Among the entries that follow, find every line with the word "Alteration" and copy it.
DATA TO EXAMINE Start Marker
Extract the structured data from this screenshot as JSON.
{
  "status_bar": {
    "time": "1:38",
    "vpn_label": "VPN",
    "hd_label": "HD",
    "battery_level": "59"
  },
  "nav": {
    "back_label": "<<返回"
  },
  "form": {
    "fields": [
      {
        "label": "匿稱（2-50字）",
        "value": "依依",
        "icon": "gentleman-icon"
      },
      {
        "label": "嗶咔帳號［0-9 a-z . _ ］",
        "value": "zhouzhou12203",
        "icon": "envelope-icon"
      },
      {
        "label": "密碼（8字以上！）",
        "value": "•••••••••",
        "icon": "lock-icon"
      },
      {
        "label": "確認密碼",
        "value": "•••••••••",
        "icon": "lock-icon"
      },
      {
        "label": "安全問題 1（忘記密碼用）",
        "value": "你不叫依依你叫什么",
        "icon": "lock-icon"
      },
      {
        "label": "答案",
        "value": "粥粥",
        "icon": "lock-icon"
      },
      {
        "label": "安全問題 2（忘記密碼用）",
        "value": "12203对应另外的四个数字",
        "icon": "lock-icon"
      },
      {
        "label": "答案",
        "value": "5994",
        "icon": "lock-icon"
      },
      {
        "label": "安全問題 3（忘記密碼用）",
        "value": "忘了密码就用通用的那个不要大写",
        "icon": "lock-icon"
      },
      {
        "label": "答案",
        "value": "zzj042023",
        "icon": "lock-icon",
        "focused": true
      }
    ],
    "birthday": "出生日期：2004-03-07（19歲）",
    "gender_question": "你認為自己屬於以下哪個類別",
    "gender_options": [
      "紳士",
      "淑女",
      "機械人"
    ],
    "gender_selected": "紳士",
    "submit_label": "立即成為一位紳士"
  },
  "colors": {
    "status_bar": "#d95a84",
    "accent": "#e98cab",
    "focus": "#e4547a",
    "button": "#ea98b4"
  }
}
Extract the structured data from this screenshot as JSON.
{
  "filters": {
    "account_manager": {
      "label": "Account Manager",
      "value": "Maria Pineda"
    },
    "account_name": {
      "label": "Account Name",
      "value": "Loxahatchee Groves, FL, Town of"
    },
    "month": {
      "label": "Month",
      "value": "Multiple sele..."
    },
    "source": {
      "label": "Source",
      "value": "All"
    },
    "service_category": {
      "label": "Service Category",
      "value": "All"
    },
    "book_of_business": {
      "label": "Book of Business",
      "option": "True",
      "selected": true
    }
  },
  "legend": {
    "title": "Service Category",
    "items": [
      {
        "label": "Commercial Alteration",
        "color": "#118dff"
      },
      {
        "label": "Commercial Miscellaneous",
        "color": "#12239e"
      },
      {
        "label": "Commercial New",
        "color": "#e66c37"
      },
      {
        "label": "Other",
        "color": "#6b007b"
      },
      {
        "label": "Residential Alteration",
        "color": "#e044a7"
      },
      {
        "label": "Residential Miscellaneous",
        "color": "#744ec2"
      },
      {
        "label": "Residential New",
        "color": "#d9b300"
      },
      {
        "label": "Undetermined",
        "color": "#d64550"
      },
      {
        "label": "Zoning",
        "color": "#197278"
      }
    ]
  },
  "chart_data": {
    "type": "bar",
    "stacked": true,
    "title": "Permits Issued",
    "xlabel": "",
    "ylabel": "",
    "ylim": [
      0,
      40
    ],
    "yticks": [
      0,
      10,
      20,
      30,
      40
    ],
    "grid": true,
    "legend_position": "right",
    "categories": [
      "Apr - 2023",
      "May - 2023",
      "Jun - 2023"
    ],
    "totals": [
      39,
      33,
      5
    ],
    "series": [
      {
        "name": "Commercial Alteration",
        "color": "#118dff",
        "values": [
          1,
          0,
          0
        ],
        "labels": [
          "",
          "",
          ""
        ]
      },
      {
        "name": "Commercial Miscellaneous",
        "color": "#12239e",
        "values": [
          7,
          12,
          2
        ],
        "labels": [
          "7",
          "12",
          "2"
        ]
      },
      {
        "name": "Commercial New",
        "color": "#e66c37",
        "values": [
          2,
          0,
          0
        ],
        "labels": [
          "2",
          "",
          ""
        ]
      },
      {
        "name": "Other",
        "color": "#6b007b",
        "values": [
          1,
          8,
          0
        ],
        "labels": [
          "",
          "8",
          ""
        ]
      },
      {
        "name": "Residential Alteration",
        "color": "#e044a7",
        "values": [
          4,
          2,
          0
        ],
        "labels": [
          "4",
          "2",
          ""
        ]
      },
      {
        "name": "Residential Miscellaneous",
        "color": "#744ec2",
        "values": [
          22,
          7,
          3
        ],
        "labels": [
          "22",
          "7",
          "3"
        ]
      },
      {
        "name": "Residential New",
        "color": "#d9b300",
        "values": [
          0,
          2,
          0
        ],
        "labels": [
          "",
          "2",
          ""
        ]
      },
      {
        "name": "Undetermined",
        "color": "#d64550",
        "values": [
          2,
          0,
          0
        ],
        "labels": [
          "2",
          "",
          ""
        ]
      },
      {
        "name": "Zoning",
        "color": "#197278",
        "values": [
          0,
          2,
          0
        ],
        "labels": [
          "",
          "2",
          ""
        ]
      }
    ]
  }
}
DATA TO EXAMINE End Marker
** ANSWER SPACE **
        "label": "Commercial Alteration",
        "label": "Residential Alteration",
        "name": "Commercial Alteration",
        "name": "Residential Alteration",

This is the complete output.